Changes in the print industry have seen sub-areas arise from business units. From a printing company with clearly defined job descriptions, technological developments then led to the creation of a communication company that of course still needed well-trained staff. At the same time, we found that the market itself had changed: in contrast to the past, today we almost always have peaks in our work — so that we for example then need 90 instead of the usual 30 employees in a particular area for one month. This depends of the decision-making processes of our customers as well as on the economic and political situation. You have to be able to respond very quickly and flexibly. However, a company must be of a certain size in order to be able to serve not only small but also internationally oriented large customers successfully — but it is not economically possible to recruit new staff for peaks, then keep them on the payroll all year round. Nor did relying on freelance or contract workers seem to us to be the way forward. So we decided that our employees would need to become multi-specialists: A printer, for example, can thus also work in warehousing or logistics, the bookbinder becomes a packaging technician and the media designer performs work in printing plate production or in the creative sector. This allows us a certain degree of flexibility for deploying staff in our various departments at peak periods.
How did your staff cope with these changes — how did they react?

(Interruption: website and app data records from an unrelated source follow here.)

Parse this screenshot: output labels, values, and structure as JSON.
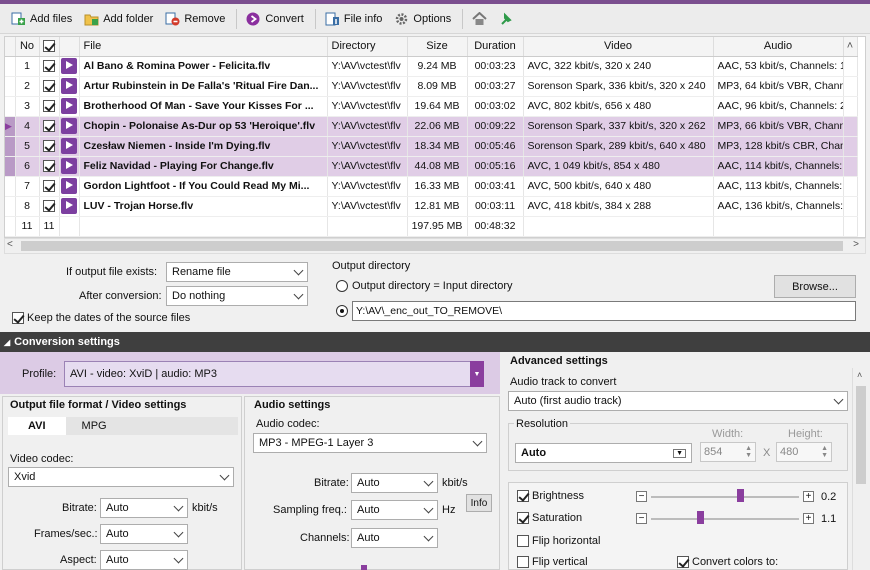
{
  "toolbar": {
    "add_files": "Add files",
    "add_folder": "Add folder",
    "remove": "Remove",
    "convert": "Convert",
    "file_info": "File info",
    "options": "Options"
  },
  "table": {
    "columns": [
      "No",
      "File",
      "Directory",
      "Size",
      "Duration",
      "Video",
      "Audio"
    ],
    "rows": [
      {
        "no": "1",
        "file": "Al Bano & Romina Power - Felicita.flv",
        "dir": "Y:\\AV\\vctest\\flv",
        "size": "9.24 MB",
        "dur": "00:03:23",
        "video": "AVC, 322 kbit/s, 320 x 240",
        "audio": "AAC, 53 kbit/s, Channels: 1"
      },
      {
        "no": "2",
        "file": "Artur Rubinstein in De Falla's 'Ritual Fire Dan...",
        "dir": "Y:\\AV\\vctest\\flv",
        "size": "8.09 MB",
        "dur": "00:03:27",
        "video": "Sorenson Spark, 336 kbit/s, 320 x 240",
        "audio": "MP3, 64 kbit/s VBR, Channels"
      },
      {
        "no": "3",
        "file": "Brotherhood Of Man - Save Your Kisses For ...",
        "dir": "Y:\\AV\\vctest\\flv",
        "size": "19.64 MB",
        "dur": "00:03:02",
        "video": "AVC, 802 kbit/s, 656 x 480",
        "audio": "AAC, 96 kbit/s, Channels: 2"
      },
      {
        "no": "4",
        "file": "Chopin - Polonaise As-Dur op 53 'Heroique'.flv",
        "dir": "Y:\\AV\\vctest\\flv",
        "size": "22.06 MB",
        "dur": "00:09:22",
        "video": "Sorenson Spark, 337 kbit/s, 320 x 262",
        "audio": "MP3, 66 kbit/s VBR, Channe"
      },
      {
        "no": "5",
        "file": "Czesław Niemen - Inside I'm Dying.flv",
        "dir": "Y:\\AV\\vctest\\flv",
        "size": "18.34 MB",
        "dur": "00:05:46",
        "video": "Sorenson Spark, 289 kbit/s, 640 x 480",
        "audio": "MP3, 128 kbit/s CBR, Chann"
      },
      {
        "no": "6",
        "file": "Feliz Navidad - Playing For Change.flv",
        "dir": "Y:\\AV\\vctest\\flv",
        "size": "44.08 MB",
        "dur": "00:05:16",
        "video": "AVC, 1 049 kbit/s, 854 x 480",
        "audio": "AAC, 114 kbit/s, Channels: 2"
      },
      {
        "no": "7",
        "file": "Gordon Lightfoot - If You Could Read My Mi...",
        "dir": "Y:\\AV\\vctest\\flv",
        "size": "16.33 MB",
        "dur": "00:03:41",
        "video": "AVC, 500 kbit/s, 640 x 480",
        "audio": "AAC, 113 kbit/s, Channels: 2"
      },
      {
        "no": "8",
        "file": "LUV - Trojan Horse.flv",
        "dir": "Y:\\AV\\vctest\\flv",
        "size": "12.81 MB",
        "dur": "00:03:11",
        "video": "AVC, 418 kbit/s, 384 x 288",
        "audio": "AAC, 136 kbit/s, Channels: 2"
      }
    ],
    "footer": {
      "count_a": "11",
      "count_b": "11",
      "total_size": "197.95 MB",
      "total_duration": "00:48:32"
    }
  },
  "output": {
    "if_exists_label": "If output file exists:",
    "if_exists_value": "Rename file",
    "after_label": "After conversion:",
    "after_value": "Do nothing",
    "keep_dates": "Keep the dates of the source files",
    "dir_title": "Output directory",
    "radio_input": "Output directory = Input directory",
    "dir_value": "Y:\\AV\\_enc_out_TO_REMOVE\\",
    "browse": "Browse..."
  },
  "conversion": {
    "header": "Conversion settings",
    "profile_label": "Profile:",
    "profile_value": "AVI - video: XviD | audio: MP3",
    "video_section": "Output file format / Video settings",
    "tab_avi": "AVI",
    "tab_mpg": "MPG",
    "video_codec_label": "Video codec:",
    "video_codec_value": "Xvid",
    "bitrate_label": "Bitrate:",
    "bitrate_value": "Auto",
    "bitrate_unit": "kbit/s",
    "fps_label": "Frames/sec.:",
    "fps_value": "Auto",
    "aspect_label": "Aspect:",
    "aspect_value": "Auto",
    "audio_section": "Audio settings",
    "audio_codec_label": "Audio codec:",
    "audio_codec_value": "MP3 - MPEG-1 Layer 3",
    "a_bitrate_label": "Bitrate:",
    "a_bitrate_value": "Auto",
    "a_bitrate_unit": "kbit/s",
    "info": "Info",
    "sampling_label": "Sampling freq.:",
    "sampling_value": "Auto",
    "sampling_unit": "Hz",
    "channels_label": "Channels:",
    "channels_value": "Auto"
  },
  "advanced": {
    "header": "Advanced settings",
    "audio_track_label": "Audio track to convert",
    "audio_track_value": "Auto (first audio track)",
    "resolution_label": "Resolution",
    "resolution_value": "Auto",
    "width_label": "Width:",
    "width_value": "854",
    "height_label": "Height:",
    "height_value": "480",
    "x_label": "X",
    "brightness_label": "Brightness",
    "brightness_value": "0.2",
    "brightness_level": 0.6,
    "saturation_label": "Saturation",
    "saturation_value": "1.1",
    "saturation_level": 0.33,
    "flip_h": "Flip horizontal",
    "flip_v": "Flip vertical",
    "convert_colors": "Convert colors to:"
  },
  "colors": {
    "accent": "#7b4f8f",
    "selection": "#e0cde6"
  }
}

While for most of our employees this process was and remains a challenge, it was also seen as an opportunity. Many have discovered entirely new skills — and the job profile has virtually modernised itself and enormously gained in attractiveness. We started on this new path some four years ago, and we have kept on it. Staff are more and more convinced of the benefits of working as a multi-specialist. Another positive side effect is that team thinking has greatly improved. In retrospect I think that the digital transformation is a development opportunity for us and that, thanks to the switch to multi-specialisms, we have successfully made the leap into the new print market rather than — like many other businesses — simply giving up on it.

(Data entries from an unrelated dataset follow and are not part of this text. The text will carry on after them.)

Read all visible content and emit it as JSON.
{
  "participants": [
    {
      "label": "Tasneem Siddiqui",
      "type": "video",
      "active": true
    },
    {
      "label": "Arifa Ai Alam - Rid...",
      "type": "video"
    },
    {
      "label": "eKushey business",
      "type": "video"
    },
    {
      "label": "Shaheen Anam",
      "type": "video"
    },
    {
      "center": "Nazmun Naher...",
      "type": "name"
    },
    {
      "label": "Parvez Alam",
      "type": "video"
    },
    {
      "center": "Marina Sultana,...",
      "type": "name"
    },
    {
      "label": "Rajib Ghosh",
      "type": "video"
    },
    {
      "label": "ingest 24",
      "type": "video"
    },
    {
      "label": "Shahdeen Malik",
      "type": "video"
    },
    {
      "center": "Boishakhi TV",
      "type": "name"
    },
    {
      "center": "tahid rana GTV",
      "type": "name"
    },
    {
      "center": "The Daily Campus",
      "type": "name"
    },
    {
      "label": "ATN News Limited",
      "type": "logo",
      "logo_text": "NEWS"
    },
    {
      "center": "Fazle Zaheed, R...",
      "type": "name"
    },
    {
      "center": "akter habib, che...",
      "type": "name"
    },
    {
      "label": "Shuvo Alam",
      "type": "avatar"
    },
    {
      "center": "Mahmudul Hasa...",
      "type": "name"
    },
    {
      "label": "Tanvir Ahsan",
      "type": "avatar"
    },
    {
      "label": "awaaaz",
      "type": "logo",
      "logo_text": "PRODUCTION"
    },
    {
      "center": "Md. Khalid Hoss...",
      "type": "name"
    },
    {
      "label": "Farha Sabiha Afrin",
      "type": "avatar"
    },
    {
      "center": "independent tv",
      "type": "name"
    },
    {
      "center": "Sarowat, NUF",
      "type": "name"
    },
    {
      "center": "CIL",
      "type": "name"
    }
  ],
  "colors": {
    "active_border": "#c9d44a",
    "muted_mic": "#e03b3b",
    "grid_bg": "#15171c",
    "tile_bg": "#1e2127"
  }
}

What role do millennials play in this change and how do they address the issue of work in general?
Millennials have grown up with the idea that technologies and professions are constantly changing. This is not a cause for alarm with them — they in fact see the possibility of specialising in several areas as a positive factor. They generally have high expectations of the working atmosphere, while demanding a clear focus and aim, as well as requiring values. They do not want merely to be a number and they expect a high degree of communication, both internal and external. Appreciation is very, very important for them.
I have the impression that they contribute a very high level of education and plenty of knowledge — it is just that this can sometimes be superficial. If they however succeed in building up a relationship, they feel comfortable and will be committed to the company. This requires a great deal of communication, including a focus on issues that perhaps have less to do with the work itself than with their attitude to life in general. Sometimes I feel that members of Generation Y lack a sense of reality and responsibility. Too often they rely on the notion that “somebody else will do that”. They maybe lack — particularly when starting out in the world of work – a certain awareness that you not only have to perform your work somehow, but also complete your tasks.

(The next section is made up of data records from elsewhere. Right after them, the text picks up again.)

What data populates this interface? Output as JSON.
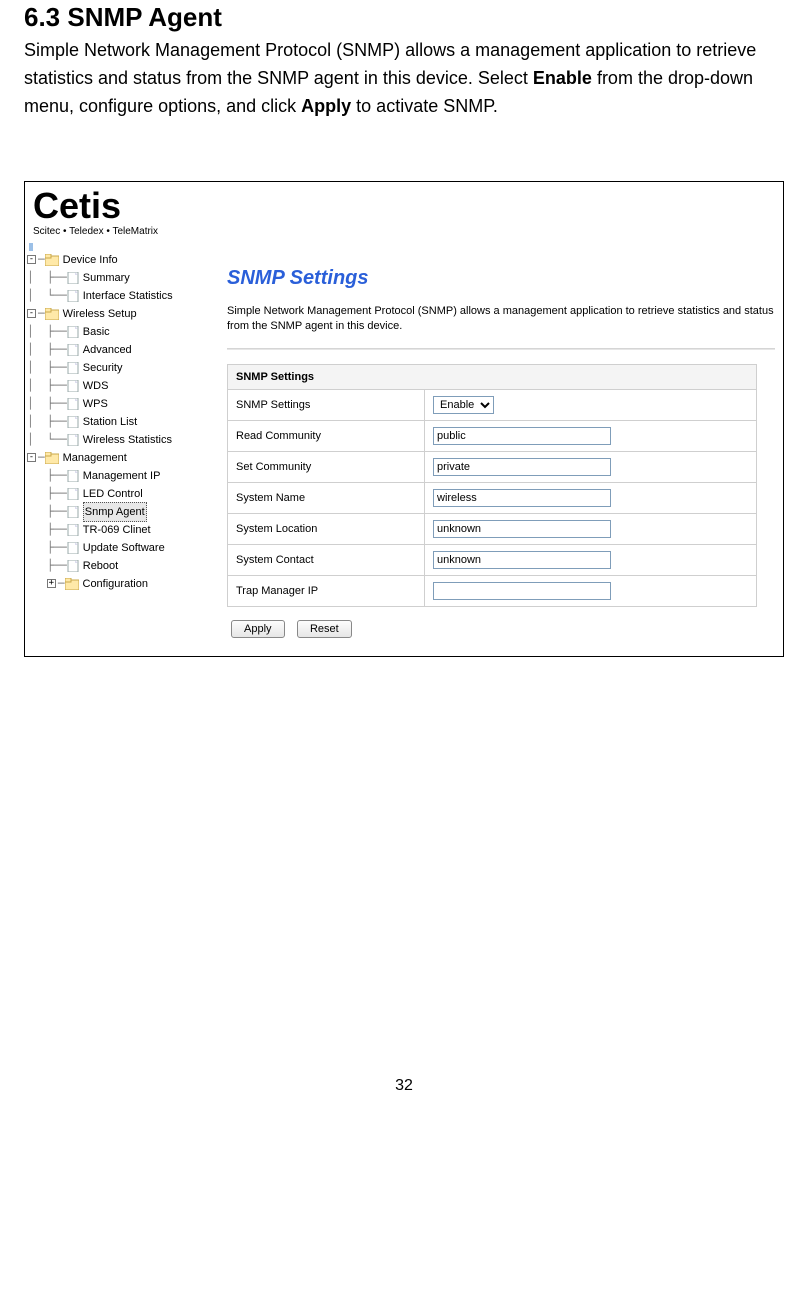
{
  "doc": {
    "heading": "6.3 SNMP Agent",
    "para_parts": {
      "p1": "Simple Network Management Protocol (SNMP) allows a management application to retrieve statistics and status from the SNMP agent in this device.  Select ",
      "b1": "Enable",
      "p2": " from the drop-down menu, configure options, and click ",
      "b2": "Apply",
      "p3": " to activate SNMP."
    },
    "page_number": "32"
  },
  "logo": {
    "main": "Cetis",
    "sub": "Scitec • Teledex • TeleMatrix"
  },
  "nav": {
    "device_info": "Device Info",
    "summary": "Summary",
    "interface_stats": "Interface Statistics",
    "wireless_setup": "Wireless Setup",
    "basic": "Basic",
    "advanced": "Advanced",
    "security": "Security",
    "wds": "WDS",
    "wps": "WPS",
    "station_list": "Station List",
    "wireless_stats": "Wireless Statistics",
    "management": "Management",
    "management_ip": "Management IP",
    "led_control": "LED Control",
    "snmp_agent": "Snmp Agent",
    "tr069": "TR-069 Clinet",
    "update_sw": "Update Software",
    "reboot": "Reboot",
    "configuration": "Configuration"
  },
  "content": {
    "title": "SNMP Settings",
    "description": "Simple Network Management Protocol (SNMP) allows a management application to retrieve statistics and status from the SNMP agent in this device.",
    "table_header": "SNMP Settings",
    "rows": {
      "snmp_settings_label": "SNMP Settings",
      "snmp_settings_value": "Enable",
      "read_community_label": "Read Community",
      "read_community_value": "public",
      "set_community_label": "Set Community",
      "set_community_value": "private",
      "system_name_label": "System Name",
      "system_name_value": "wireless",
      "system_location_label": "System Location",
      "system_location_value": "unknown",
      "system_contact_label": "System Contact",
      "system_contact_value": "unknown",
      "trap_manager_label": "Trap Manager IP",
      "trap_manager_value": ""
    },
    "buttons": {
      "apply": "Apply",
      "reset": "Reset"
    }
  }
}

But I am decidedly against being critical of an entire generation. I see many positive sides — and it is obviously the task of the company and its management to let these shine. For some the entry into the world of work is a rude awakening, and they not infrequently fail to make it in their first or second jobs. In my experience, however, their wide-ranging education, their openness, a certain levity and their optimism all come to the fore — making them undoubtedly a valuable addition to the jobs market.